I know better

By Kaimlet on 31-07-2017

Many years ago, native Indian youths would go away in solitude on what is called a vision quest to prepare for manhood. One such youth hiked into a beautiful valley, green with trees and bright with flowers. There he fasted and prayed. But on the third day, as he looked up at the mountains, he noticed one tall rugged peak, capped with dazzling snow.

“I will test myself against that mountain,” he said to himself. He put on his buckskin shirt, threw his blanket over his shoulders and set off to climb the peak. When he reached the top, he gazed out from the rim of the world. He could see forever and his heart swelled with pride. Then he heard a rustle of leaves at his feet, and looking down, he saw a slithering snake. Before he could move, the snake spoke.

“I am about to die,” whispered the snake. “It is too cold for me up here; I’m freezing. There is no food and I am starving. Put me under your shirt where I will be warm and take me down to the valley.”

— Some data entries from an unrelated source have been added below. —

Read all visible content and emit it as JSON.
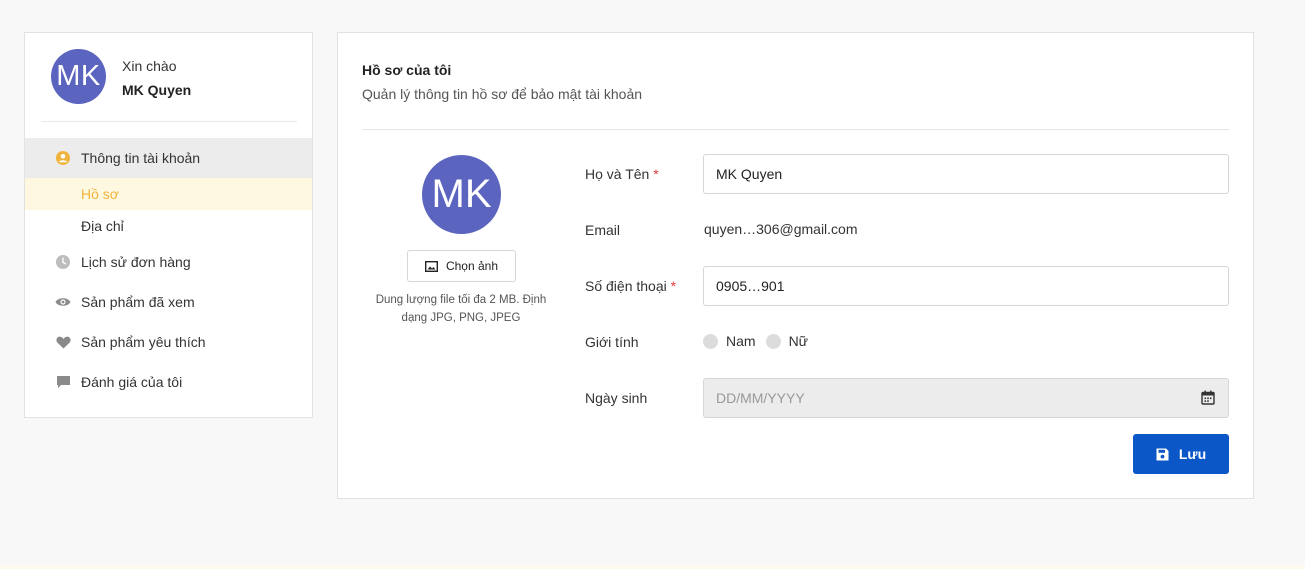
{
  "sidebar": {
    "avatar_initials": "MK",
    "greeting": "Xin chào",
    "username": "MK Quyen",
    "menu": {
      "account": "Thông tin tài khoản",
      "profile": "Hồ sơ",
      "address": "Địa chỉ",
      "orders": "Lịch sử đơn hàng",
      "viewed": "Sản phẩm đã xem",
      "favorites": "Sản phẩm yêu thích",
      "reviews": "Đánh giá của tôi"
    }
  },
  "profile": {
    "title": "Hồ sơ của tôi",
    "subtitle": "Quản lý thông tin hồ sơ để bảo mật tài khoản",
    "avatar_initials": "MK",
    "choose_image_label": "Chọn ảnh",
    "upload_hint": "Dung lượng file tối đa 2 MB. Định dạng JPG, PNG, JPEG",
    "fields": {
      "name_label": "Họ và Tên",
      "name_value": "MK Quyen",
      "email_label": "Email",
      "email_value": "quyen…306@gmail.com",
      "phone_label": "Số điện thoại",
      "phone_value": "0905…901",
      "gender_label": "Giới tính",
      "gender_male": "Nam",
      "gender_female": "Nữ",
      "dob_label": "Ngày sinh",
      "dob_placeholder": "DD/MM/YYYY",
      "required_mark": "*"
    },
    "save_label": "Lưu"
  },
  "colors": {
    "accent": "#0b57c7",
    "avatar": "#5b64be",
    "active_sub": "#f0b43c"
  }
}
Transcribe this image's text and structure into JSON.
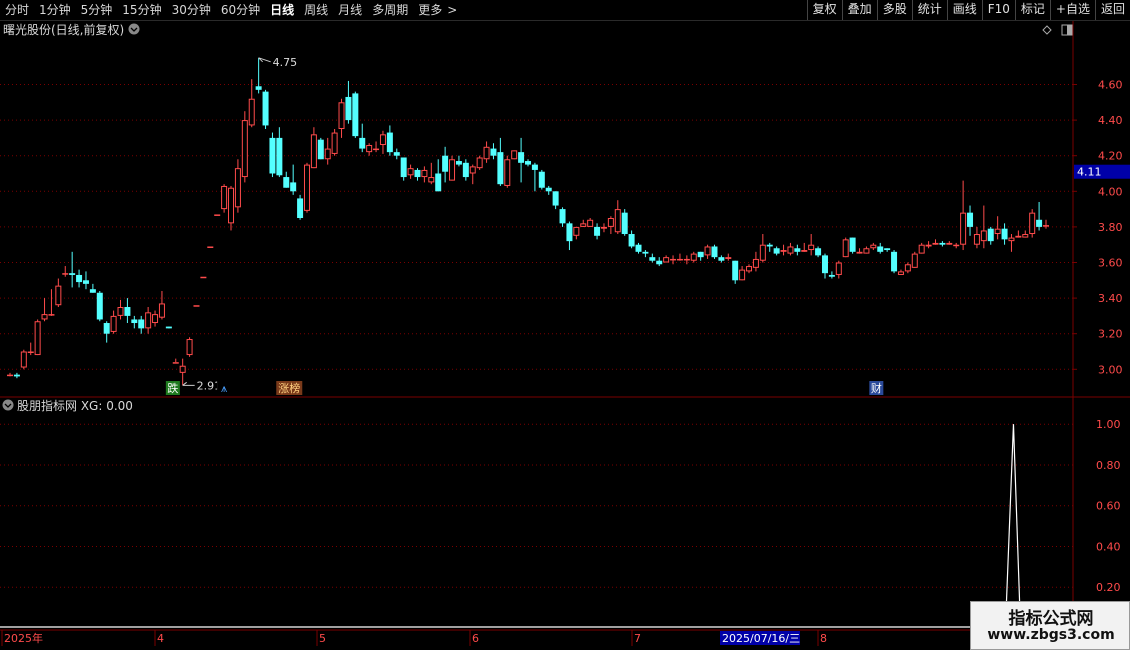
{
  "toolbar": {
    "periods": [
      "分时",
      "1分钟",
      "5分钟",
      "15分钟",
      "30分钟",
      "60分钟",
      "日线",
      "周线",
      "月线",
      "多周期",
      "更多"
    ],
    "active_period": "日线",
    "more_arrow": ">",
    "right_buttons": [
      "复权",
      "叠加",
      "多股",
      "统计",
      "画线",
      "F10",
      "标记",
      "+自选",
      "返回"
    ]
  },
  "main_panel": {
    "title": "曙光股份(日线,前复权)",
    "current_price_label": "4.11",
    "high_label": "4.75",
    "low_label": "2.91",
    "event_markers": [
      {
        "text": "跌",
        "bg": "#1e7a1e",
        "color": "#ffffff"
      },
      {
        "text": "⩚",
        "bg": "#000000",
        "color": "#4aa0ff"
      },
      {
        "text": "涨榜",
        "bg": "#7a3a1a",
        "color": "#ffd080"
      },
      {
        "text": "财",
        "bg": "#2a4a9a",
        "color": "#ffffff"
      }
    ],
    "y_ticks": [
      "4.60",
      "4.40",
      "4.20",
      "4.00",
      "3.80",
      "3.60",
      "3.40",
      "3.20",
      "3.00"
    ]
  },
  "sub_panel": {
    "title": "股朋指标网 XG: 0.00",
    "y_ticks": [
      "1.00",
      "0.80",
      "0.60",
      "0.40",
      "0.20"
    ]
  },
  "x_axis": {
    "labels": [
      "2025年",
      "4",
      "5",
      "6",
      "7",
      "8"
    ],
    "cursor_date": "2025/07/16/三"
  },
  "colors": {
    "up": "#ff4b4b",
    "down": "#54ffff",
    "grid": "#7a0000",
    "axis_text": "#ff4b4b",
    "price_box": "#0000a8",
    "indicator_line": "#ffffff"
  },
  "chart_data": {
    "type": "candlestick",
    "title": "曙光股份(日线,前复权)",
    "ylim": [
      2.85,
      4.85
    ],
    "candles": [
      [
        2.97,
        2.97,
        2.98,
        2.96
      ],
      [
        2.97,
        2.96,
        2.98,
        2.95
      ],
      [
        3.01,
        3.1,
        3.11,
        3.0
      ],
      [
        3.1,
        3.1,
        3.15,
        3.08
      ],
      [
        3.08,
        3.27,
        3.28,
        3.08
      ],
      [
        3.28,
        3.31,
        3.4,
        3.27
      ],
      [
        3.31,
        3.31,
        3.45,
        3.3
      ],
      [
        3.36,
        3.47,
        3.51,
        3.35
      ],
      [
        3.54,
        3.54,
        3.58,
        3.52
      ],
      [
        3.54,
        3.53,
        3.66,
        3.46
      ],
      [
        3.53,
        3.49,
        3.56,
        3.46
      ],
      [
        3.5,
        3.48,
        3.55,
        3.45
      ],
      [
        3.45,
        3.43,
        3.48,
        3.43
      ],
      [
        3.43,
        3.28,
        3.44,
        3.27
      ],
      [
        3.26,
        3.2,
        3.27,
        3.15
      ],
      [
        3.21,
        3.3,
        3.33,
        3.2
      ],
      [
        3.3,
        3.35,
        3.39,
        3.28
      ],
      [
        3.35,
        3.3,
        3.4,
        3.26
      ],
      [
        3.28,
        3.26,
        3.3,
        3.23
      ],
      [
        3.28,
        3.23,
        3.3,
        3.2
      ],
      [
        3.23,
        3.32,
        3.35,
        3.2
      ],
      [
        3.26,
        3.31,
        3.33,
        3.24
      ],
      [
        3.29,
        3.37,
        3.44,
        3.28
      ],
      [
        3.24,
        3.23,
        3.24,
        3.23
      ],
      [
        3.04,
        3.04,
        3.06,
        3.04
      ],
      [
        2.98,
        3.02,
        3.06,
        2.91
      ],
      [
        3.08,
        3.17,
        3.18,
        3.07
      ],
      [
        3.36,
        3.36,
        3.36,
        3.36
      ],
      [
        3.52,
        3.52,
        3.52,
        3.52
      ],
      [
        3.69,
        3.69,
        3.69,
        3.69
      ],
      [
        3.87,
        3.87,
        3.87,
        3.87
      ],
      [
        3.9,
        4.03,
        4.04,
        3.88
      ],
      [
        3.82,
        4.02,
        4.03,
        3.78
      ],
      [
        3.91,
        4.13,
        4.18,
        3.88
      ],
      [
        4.08,
        4.4,
        4.45,
        4.05
      ],
      [
        4.37,
        4.52,
        4.63,
        4.36
      ],
      [
        4.59,
        4.57,
        4.75,
        4.55
      ],
      [
        4.56,
        4.37,
        4.57,
        4.35
      ],
      [
        4.3,
        4.1,
        4.33,
        4.08
      ],
      [
        4.3,
        4.09,
        4.36,
        4.08
      ],
      [
        4.08,
        4.02,
        4.11,
        4.02
      ],
      [
        4.05,
        4.0,
        4.15,
        3.98
      ],
      [
        3.96,
        3.85,
        3.98,
        3.84
      ],
      [
        3.89,
        4.15,
        4.16,
        3.88
      ],
      [
        4.13,
        4.32,
        4.36,
        4.13
      ],
      [
        4.29,
        4.18,
        4.3,
        4.18
      ],
      [
        4.18,
        4.24,
        4.3,
        4.15
      ],
      [
        4.21,
        4.33,
        4.35,
        4.2
      ],
      [
        4.35,
        4.5,
        4.52,
        4.3
      ],
      [
        4.53,
        4.4,
        4.62,
        4.38
      ],
      [
        4.55,
        4.31,
        4.56,
        4.3
      ],
      [
        4.3,
        4.24,
        4.38,
        4.22
      ],
      [
        4.22,
        4.26,
        4.27,
        4.2
      ],
      [
        4.24,
        4.24,
        4.28,
        4.22
      ],
      [
        4.26,
        4.32,
        4.34,
        4.21
      ],
      [
        4.33,
        4.22,
        4.37,
        4.2
      ],
      [
        4.22,
        4.2,
        4.24,
        4.18
      ],
      [
        4.19,
        4.08,
        4.19,
        4.06
      ],
      [
        4.09,
        4.13,
        4.15,
        4.07
      ],
      [
        4.12,
        4.08,
        4.13,
        4.06
      ],
      [
        4.08,
        4.12,
        4.14,
        4.05
      ],
      [
        4.05,
        4.08,
        4.16,
        4.04
      ],
      [
        4.1,
        4.0,
        4.18,
        4.0
      ],
      [
        4.2,
        4.11,
        4.25,
        4.05
      ],
      [
        4.06,
        4.18,
        4.2,
        4.06
      ],
      [
        4.17,
        4.15,
        4.2,
        4.14
      ],
      [
        4.16,
        4.08,
        4.18,
        4.06
      ],
      [
        4.1,
        4.14,
        4.15,
        4.04
      ],
      [
        4.13,
        4.19,
        4.2,
        4.12
      ],
      [
        4.18,
        4.25,
        4.28,
        4.16
      ],
      [
        4.24,
        4.2,
        4.27,
        4.18
      ],
      [
        4.22,
        4.04,
        4.3,
        4.03
      ],
      [
        4.03,
        4.18,
        4.2,
        4.02
      ],
      [
        4.18,
        4.23,
        4.23,
        4.18
      ],
      [
        4.22,
        4.16,
        4.3,
        4.05
      ],
      [
        4.17,
        4.15,
        4.18,
        4.14
      ],
      [
        4.15,
        4.12,
        4.16,
        4.0
      ],
      [
        4.11,
        4.02,
        4.12,
        4.01
      ],
      [
        4.02,
        4.0,
        4.03,
        3.98
      ],
      [
        4.0,
        3.92,
        4.0,
        3.9
      ],
      [
        3.9,
        3.82,
        3.91,
        3.8
      ],
      [
        3.82,
        3.72,
        3.83,
        3.67
      ],
      [
        3.75,
        3.8,
        3.8,
        3.73
      ],
      [
        3.8,
        3.82,
        3.84,
        3.8
      ],
      [
        3.8,
        3.84,
        3.85,
        3.82
      ],
      [
        3.8,
        3.75,
        3.82,
        3.73
      ],
      [
        3.79,
        3.8,
        3.82,
        3.77
      ],
      [
        3.8,
        3.85,
        3.86,
        3.76
      ],
      [
        3.77,
        3.9,
        3.95,
        3.76
      ],
      [
        3.88,
        3.76,
        3.9,
        3.75
      ],
      [
        3.76,
        3.69,
        3.78,
        3.68
      ],
      [
        3.7,
        3.66,
        3.71,
        3.65
      ],
      [
        3.66,
        3.65,
        3.67,
        3.63
      ],
      [
        3.63,
        3.61,
        3.65,
        3.6
      ],
      [
        3.61,
        3.59,
        3.63,
        3.58
      ],
      [
        3.6,
        3.63,
        3.64,
        3.6
      ],
      [
        3.62,
        3.62,
        3.64,
        3.59
      ],
      [
        3.62,
        3.62,
        3.65,
        3.61
      ],
      [
        3.62,
        3.62,
        3.64,
        3.59
      ],
      [
        3.61,
        3.65,
        3.66,
        3.6
      ],
      [
        3.66,
        3.63,
        3.66,
        3.61
      ],
      [
        3.64,
        3.69,
        3.7,
        3.62
      ],
      [
        3.69,
        3.63,
        3.7,
        3.62
      ],
      [
        3.63,
        3.61,
        3.64,
        3.6
      ],
      [
        3.62,
        3.63,
        3.65,
        3.61
      ],
      [
        3.61,
        3.5,
        3.61,
        3.48
      ],
      [
        3.5,
        3.56,
        3.58,
        3.5
      ],
      [
        3.55,
        3.58,
        3.59,
        3.54
      ],
      [
        3.57,
        3.62,
        3.66,
        3.55
      ],
      [
        3.61,
        3.7,
        3.76,
        3.6
      ],
      [
        3.7,
        3.69,
        3.71,
        3.66
      ],
      [
        3.68,
        3.65,
        3.69,
        3.64
      ],
      [
        3.66,
        3.67,
        3.7,
        3.64
      ],
      [
        3.65,
        3.69,
        3.71,
        3.64
      ],
      [
        3.68,
        3.66,
        3.7,
        3.64
      ],
      [
        3.66,
        3.67,
        3.71,
        3.66
      ],
      [
        3.67,
        3.7,
        3.76,
        3.64
      ],
      [
        3.68,
        3.64,
        3.69,
        3.63
      ],
      [
        3.64,
        3.54,
        3.65,
        3.51
      ],
      [
        3.53,
        3.52,
        3.55,
        3.51
      ],
      [
        3.53,
        3.6,
        3.61,
        3.51
      ],
      [
        3.63,
        3.73,
        3.74,
        3.63
      ],
      [
        3.74,
        3.66,
        3.74,
        3.65
      ],
      [
        3.65,
        3.66,
        3.68,
        3.65
      ],
      [
        3.65,
        3.68,
        3.69,
        3.65
      ],
      [
        3.68,
        3.7,
        3.71,
        3.67
      ],
      [
        3.69,
        3.66,
        3.71,
        3.65
      ],
      [
        3.68,
        3.67,
        3.68,
        3.66
      ],
      [
        3.66,
        3.55,
        3.67,
        3.54
      ],
      [
        3.53,
        3.55,
        3.56,
        3.53
      ],
      [
        3.55,
        3.59,
        3.6,
        3.54
      ],
      [
        3.57,
        3.65,
        3.66,
        3.57
      ],
      [
        3.65,
        3.7,
        3.71,
        3.65
      ],
      [
        3.69,
        3.7,
        3.72,
        3.68
      ],
      [
        3.7,
        3.71,
        3.73,
        3.7
      ],
      [
        3.71,
        3.7,
        3.72,
        3.69
      ],
      [
        3.7,
        3.71,
        3.72,
        3.7
      ],
      [
        3.7,
        3.7,
        3.71,
        3.68
      ],
      [
        3.7,
        3.88,
        4.06,
        3.67
      ],
      [
        3.88,
        3.8,
        3.92,
        3.75
      ],
      [
        3.7,
        3.76,
        3.8,
        3.68
      ],
      [
        3.72,
        3.78,
        3.92,
        3.68
      ],
      [
        3.79,
        3.72,
        3.8,
        3.7
      ],
      [
        3.76,
        3.79,
        3.86,
        3.73
      ],
      [
        3.79,
        3.73,
        3.82,
        3.7
      ],
      [
        3.72,
        3.74,
        3.76,
        3.66
      ],
      [
        3.74,
        3.75,
        3.78,
        3.74
      ],
      [
        3.74,
        3.76,
        3.78,
        3.74
      ],
      [
        3.76,
        3.88,
        3.9,
        3.74
      ],
      [
        3.84,
        3.8,
        3.94,
        3.78
      ],
      [
        3.81,
        3.81,
        3.84,
        3.79
      ]
    ],
    "high_label": 4.75,
    "low_label": 2.91,
    "current_price": 4.11,
    "indicator": {
      "name": "XG",
      "ylim": [
        0,
        1.05
      ],
      "spike_index": 145,
      "spike_value": 1.0
    }
  }
}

“No way,” said the youth. “I’m forewarned. I know your kind. You are a rattlesnake. If I pick you up, you will bite, and your bite will kill me.”

“No, not so,” said the snake. “I will treat you differently. If you do this for me, you will be special to me, and I will not harm you.”

The youth resisted a while, but this was a very persuasive snake with beautiful diamond markings. At last the youth tucked the snake under his buckskin shirt and carried it down to the valley. There he placed it gently on the grass. Suddenly the snake coiled, rattled and struck, biting the youth on the leg.

“But you promised….” Cried the youth.

“You were forewarned, you said, and you knew what I was when you picked me up,” said the snake and slithered away.

Comment: Forewarned should be forearmed. But the youth eventually succumbed to the persuasion and the beauty of the snake. When he picked up the snake, he must have said to himself, “may be other snakes, but not this one. I should know better.” That is exactly what happens to us when we succumb too. “I know better.”

About The Author

Fr Jose Kaimlet

Fr Jose Kaimlet, is a catholic priest known all over the world mostly for his humanitarian service life and the big collection of thought provoking moral stories, ‘Tonic for the Spirit’. Kaimlet is a committed social worker, who has spent much of his time among the aged and the destitute far and wide. So far he has established many rehabilitation centres and old age homes. Since 2014, he is fully in Tanzania and now building a cancer hospital at Msolwa village in Ujamaa.